3 Aug 2011

PNG corruption watchdog says commitment to UN treaty had little impact to date

3:22 pm on 3 August 2011

An anti-corruption watchdog in Papua New Guinea says membership of a UN treaty battling corruption hasn't achieved much so far.

The local chairman of Transparency International, Lawrence Stephens, says PNG is still amongst the saddest cases of countries viewed as corrupt, despite being the first Pacific Island state to sign the United Nations Convention against Corruption four years ago.

Vanuatu has just become the fourth to do so.

Mr Stephens says cabinet still needs to approve a national corruption strategy based on the convention.

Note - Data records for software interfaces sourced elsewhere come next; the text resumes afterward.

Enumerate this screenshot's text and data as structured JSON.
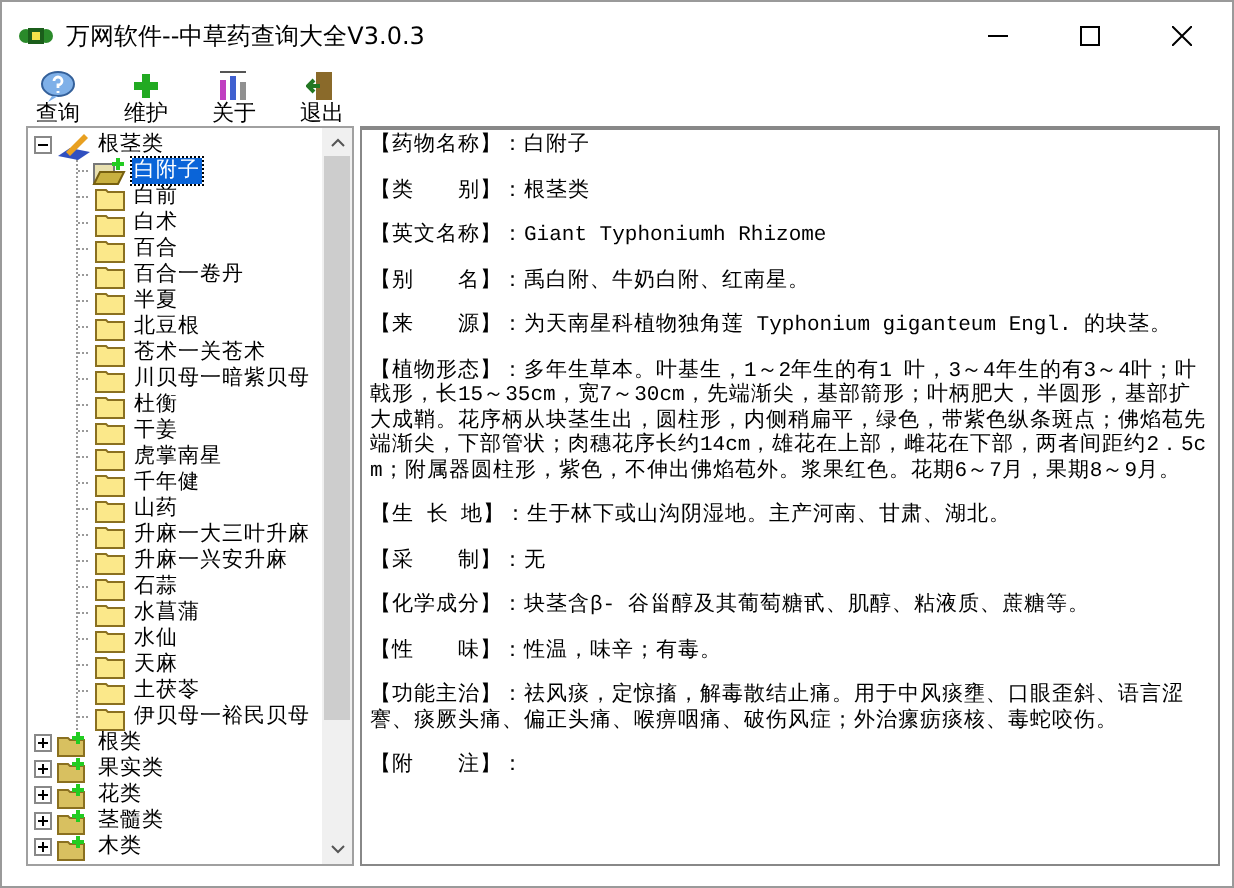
{
  "window": {
    "title": "万网软件--中草药查询大全V3.0.3"
  },
  "toolbar": [
    {
      "kind": "query",
      "label": "查询"
    },
    {
      "kind": "maintain",
      "label": "维护"
    },
    {
      "kind": "about",
      "label": "关于"
    },
    {
      "kind": "exit",
      "label": "退出"
    }
  ],
  "tree": [
    {
      "label": "根茎类",
      "expanded": true,
      "children": [
        {
          "label": "白附子",
          "selected": true
        },
        {
          "label": "白前",
          "selected": false
        },
        {
          "label": "白术",
          "selected": false
        },
        {
          "label": "百合",
          "selected": false
        },
        {
          "label": "百合一卷丹",
          "selected": false
        },
        {
          "label": "半夏",
          "selected": false
        },
        {
          "label": "北豆根",
          "selected": false
        },
        {
          "label": "苍术一关苍术",
          "selected": false
        },
        {
          "label": "川贝母一暗紫贝母",
          "selected": false
        },
        {
          "label": "杜衡",
          "selected": false
        },
        {
          "label": "干姜",
          "selected": false
        },
        {
          "label": "虎掌南星",
          "selected": false
        },
        {
          "label": "千年健",
          "selected": false
        },
        {
          "label": "山药",
          "selected": false
        },
        {
          "label": "升麻一大三叶升麻",
          "selected": false
        },
        {
          "label": "升麻一兴安升麻",
          "selected": false
        },
        {
          "label": "石蒜",
          "selected": false
        },
        {
          "label": "水菖蒲",
          "selected": false
        },
        {
          "label": "水仙",
          "selected": false
        },
        {
          "label": "天麻",
          "selected": false
        },
        {
          "label": "土茯苓",
          "selected": false
        },
        {
          "label": "伊贝母一裕民贝母",
          "selected": false
        }
      ]
    },
    {
      "label": "根类",
      "expanded": false
    },
    {
      "label": "果实类",
      "expanded": false
    },
    {
      "label": "花类",
      "expanded": false
    },
    {
      "label": "茎髓类",
      "expanded": false
    },
    {
      "label": "木类",
      "expanded": false
    }
  ],
  "detail": [
    {
      "label": "【药物名称】：",
      "value": "白附子"
    },
    {
      "label": "【类　　别】：",
      "value": "根茎类"
    },
    {
      "label": "【英文名称】：",
      "value": "Giant Typhoniumh Rhizome"
    },
    {
      "label": "【别　　名】：",
      "value": "禹白附、牛奶白附、红南星。"
    },
    {
      "label": "【来　　源】：",
      "value": "为天南星科植物独角莲 Typhonium giganteum Engl. 的块茎。"
    },
    {
      "label": "【植物形态】：",
      "value": "多年生草本。叶基生，1～2年生的有1 叶，3～4年生的有3～4叶；叶戟形，长15～35cm，宽7～30cm，先端渐尖，基部箭形；叶柄肥大，半圆形，基部扩大成鞘。花序柄从块茎生出，圆柱形，内侧稍扁平，绿色，带紫色纵条斑点；佛焰苞先端渐尖，下部管状；肉穗花序长约14cm，雄花在上部，雌花在下部，两者间距约2．5cm；附属器圆柱形，紫色，不伸出佛焰苞外。浆果红色。花期6～7月，果期8～9月。"
    },
    {
      "label": "【生 长 地】：",
      "value": "生于林下或山沟阴湿地。主产河南、甘肃、湖北。"
    },
    {
      "label": "【采　　制】：",
      "value": "无"
    },
    {
      "label": "【化学成分】：",
      "value": "块茎含β- 谷甾醇及其葡萄糖甙、肌醇、粘液质、蔗糖等。"
    },
    {
      "label": "【性　　味】：",
      "value": "性温，味辛；有毒。"
    },
    {
      "label": "【功能主治】：",
      "value": "祛风痰，定惊搐，解毒散结止痛。用于中风痰壅、口眼歪斜、语言涩謇、痰厥头痛、偏正头痛、喉痹咽痛、破伤风症；外治瘰疬痰核、毒蛇咬伤。"
    },
    {
      "label": "【附　　注】："
    }
  ]
}
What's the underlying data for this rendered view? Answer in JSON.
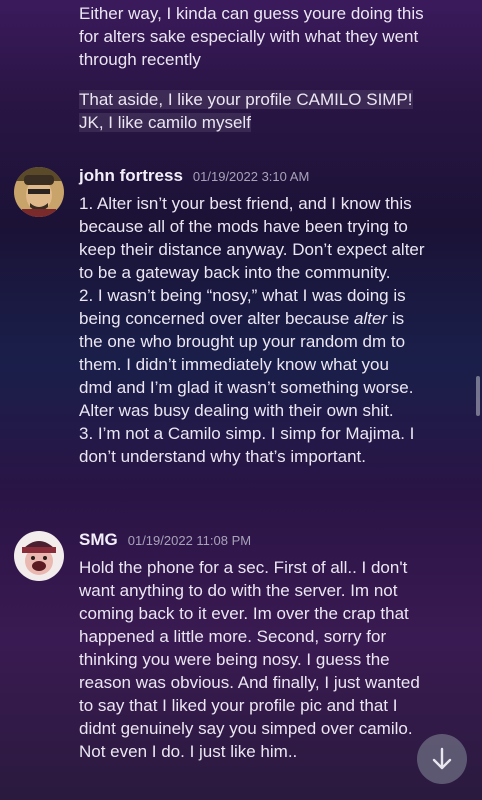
{
  "continuation": {
    "lines": [
      "Either way, I kinda can guess youre doing this",
      "for alters sake especially with what they went",
      "through recently"
    ],
    "highlighted_lines": [
      "That aside, I like your profile CAMILO SIMP!",
      "JK, I like camilo myself"
    ]
  },
  "messages": [
    {
      "username": "john fortress",
      "timestamp": "01/19/2022 3:10 AM",
      "lines_pre": [
        "1. Alter isn’t your best friend, and I know this",
        "because all of the mods have been trying to",
        "keep their distance anyway. Don’t expect alter",
        "to be a gateway back into the community.",
        "2. I wasn’t being “nosy,” what I was doing is"
      ],
      "line_italic_before": "being concerned over alter because ",
      "line_italic_word": "alter",
      "line_italic_after": " is",
      "lines_post": [
        "the one who brought up your random dm to",
        "them. I didn’t immediately know what you",
        "dmd and I’m glad it wasn’t something worse.",
        "Alter was busy dealing with their own shit.",
        "3. I’m not a Camilo simp. I simp for Majima. I",
        "don’t understand why that’s important."
      ]
    },
    {
      "username": "SMG",
      "timestamp": "01/19/2022 11:08 PM",
      "lines": [
        "Hold the phone for a sec. First of all.. I don't",
        "want anything to do with the server. Im not",
        "coming back to it ever. Im over the crap that",
        "happened a little more. Second, sorry for",
        "thinking you were being nosy. I guess the",
        "reason was obvious. And finally, I just wanted",
        "to say that I liked your profile pic and that I",
        "didnt genuinely say you simped over camilo.",
        "Not even I do. I just like him.."
      ]
    }
  ],
  "colors": {
    "username": "#f2eef8",
    "timestamp": "#a8a2b8",
    "text": "#ebe6f2"
  },
  "icons": {
    "scroll_down": "arrow-down-icon"
  }
}
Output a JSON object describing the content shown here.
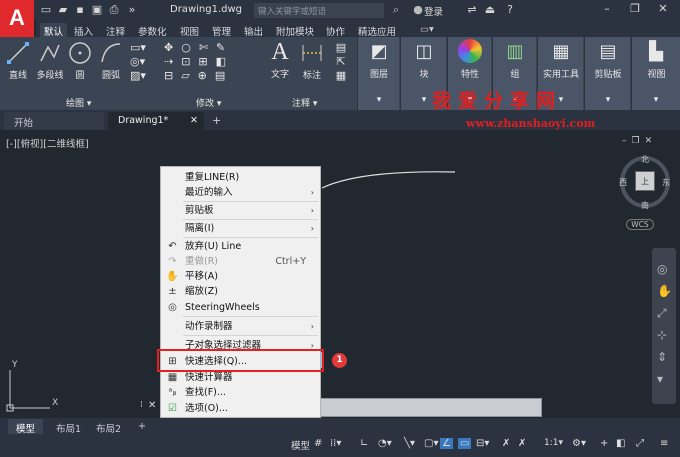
{
  "app": {
    "logo": "A",
    "doc_title": "Drawing1.dwg",
    "search_placeholder": "键入关键字或短语",
    "login": "登录"
  },
  "ribbon_tabs": [
    "默认",
    "插入",
    "注释",
    "参数化",
    "视图",
    "管理",
    "输出",
    "附加模块",
    "协作",
    "精选应用"
  ],
  "ribbon": {
    "draw_tools": [
      "直线",
      "多段线",
      "圆",
      "圆弧"
    ],
    "draw_panel": "绘图",
    "modify_panel": "修改",
    "annot_tools": [
      "文字",
      "标注"
    ],
    "annot_panel": "注释",
    "blocks": [
      "图层",
      "块",
      "特性",
      "组",
      "实用工具",
      "剪贴板",
      "视图"
    ]
  },
  "file_tabs": [
    "开始",
    "Drawing1*"
  ],
  "viewport_label": "[-][俯视][二维线框]",
  "watermark": {
    "line1": "我爱分享网",
    "line2": "www.zhanshaoyi.com"
  },
  "compass": {
    "n": "北",
    "s": "南",
    "w": "西",
    "e": "东",
    "center": "上",
    "wcs": "WCS"
  },
  "ucs": {
    "y": "Y",
    "x": "X"
  },
  "context_menu": [
    {
      "label": "重复LINE(R)"
    },
    {
      "label": "最近的输入",
      "arrow": "›"
    },
    {
      "label": "剪贴板",
      "arrow": "›"
    },
    {
      "label": "隔离(I)",
      "arrow": "›"
    },
    {
      "label": "放弃(U) Line"
    },
    {
      "label": "重做(R)",
      "shortcut": "Ctrl+Y"
    },
    {
      "label": "平移(A)"
    },
    {
      "label": "缩放(Z)"
    },
    {
      "label": "SteeringWheels"
    },
    {
      "label": "动作录制器",
      "arrow": "›"
    },
    {
      "label": "子对象选择过滤器",
      "arrow": "›"
    },
    {
      "label": "快速选择(Q)..."
    },
    {
      "label": "快速计算器"
    },
    {
      "label": "查找(F)..."
    },
    {
      "label": "选项(O)..."
    }
  ],
  "badge": "1",
  "layout_tabs": [
    "模型",
    "布局1",
    "布局2"
  ],
  "status": {
    "model": "模型",
    "scale": "1:1"
  }
}
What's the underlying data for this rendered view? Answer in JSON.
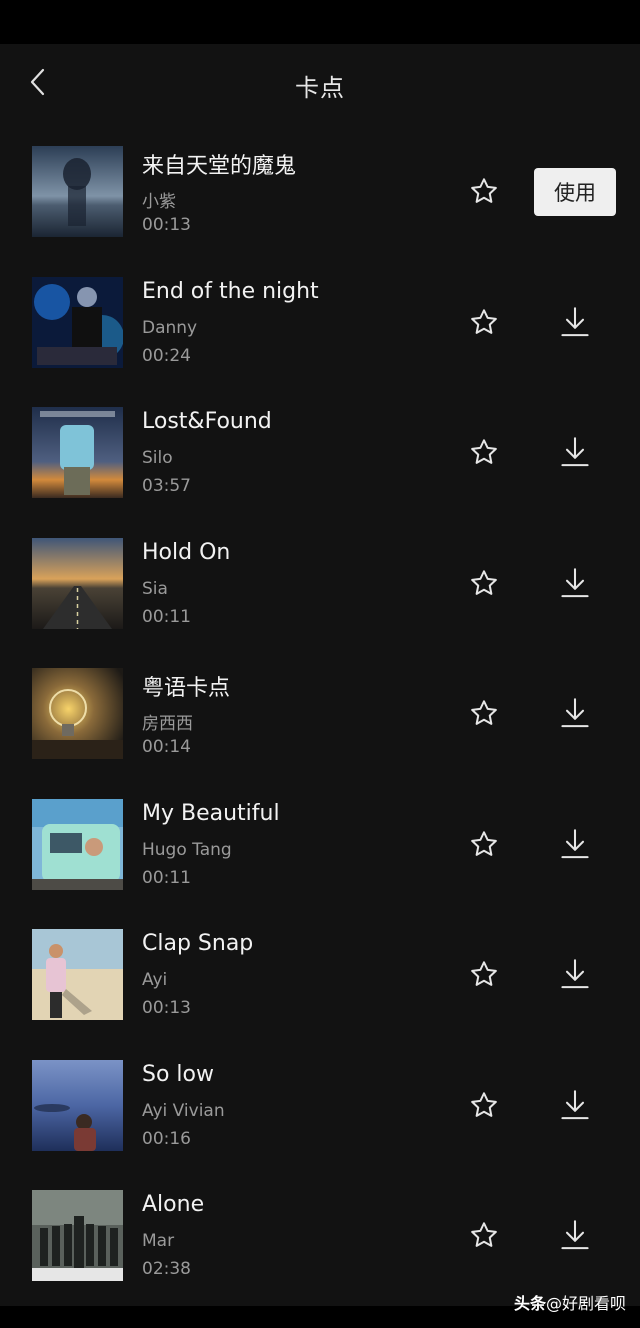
{
  "header": {
    "title": "卡点",
    "back_icon": "chevron-left-icon"
  },
  "actions": {
    "use_label": "使用",
    "favorite_icon": "star-outline-icon",
    "download_icon": "download-icon"
  },
  "songs": [
    {
      "title": "来自天堂的魔鬼",
      "artist": "小紫",
      "duration": "00:13",
      "action": "use"
    },
    {
      "title": "End of the night",
      "artist": "Danny",
      "duration": "00:24",
      "action": "download"
    },
    {
      "title": "Lost&Found",
      "artist": "Silo",
      "duration": "03:57",
      "action": "download"
    },
    {
      "title": "Hold On",
      "artist": "Sia",
      "duration": "00:11",
      "action": "download"
    },
    {
      "title": "粤语卡点",
      "artist": "房西西",
      "duration": "00:14",
      "action": "download"
    },
    {
      "title": "My Beautiful",
      "artist": "Hugo Tang",
      "duration": "00:11",
      "action": "download"
    },
    {
      "title": "Clap Snap",
      "artist": "Ayi",
      "duration": "00:13",
      "action": "download"
    },
    {
      "title": "So low",
      "artist": "Ayi Vivian",
      "duration": "00:16",
      "action": "download"
    },
    {
      "title": "Alone",
      "artist": "Mar",
      "duration": "02:38",
      "action": "download"
    }
  ],
  "watermark": {
    "brand": "头条",
    "handle": "@好剧看呗"
  },
  "colors": {
    "background": "#121212",
    "title_text": "#f2f2f2",
    "secondary_text": "#9a9a9a",
    "use_button_bg": "#efefef"
  }
}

"At least we have something to aim for. We have committed ourselves as a country to it. Now each time we appear in international meetings there'll be questions raised as to how we're going with it. This again puts pressure on the whole country to respond so in that way it's good."

Mr Stephens says PNG is due to make a self assessment of its compliance with the treaty this year and that could mean a few embarrassed faces.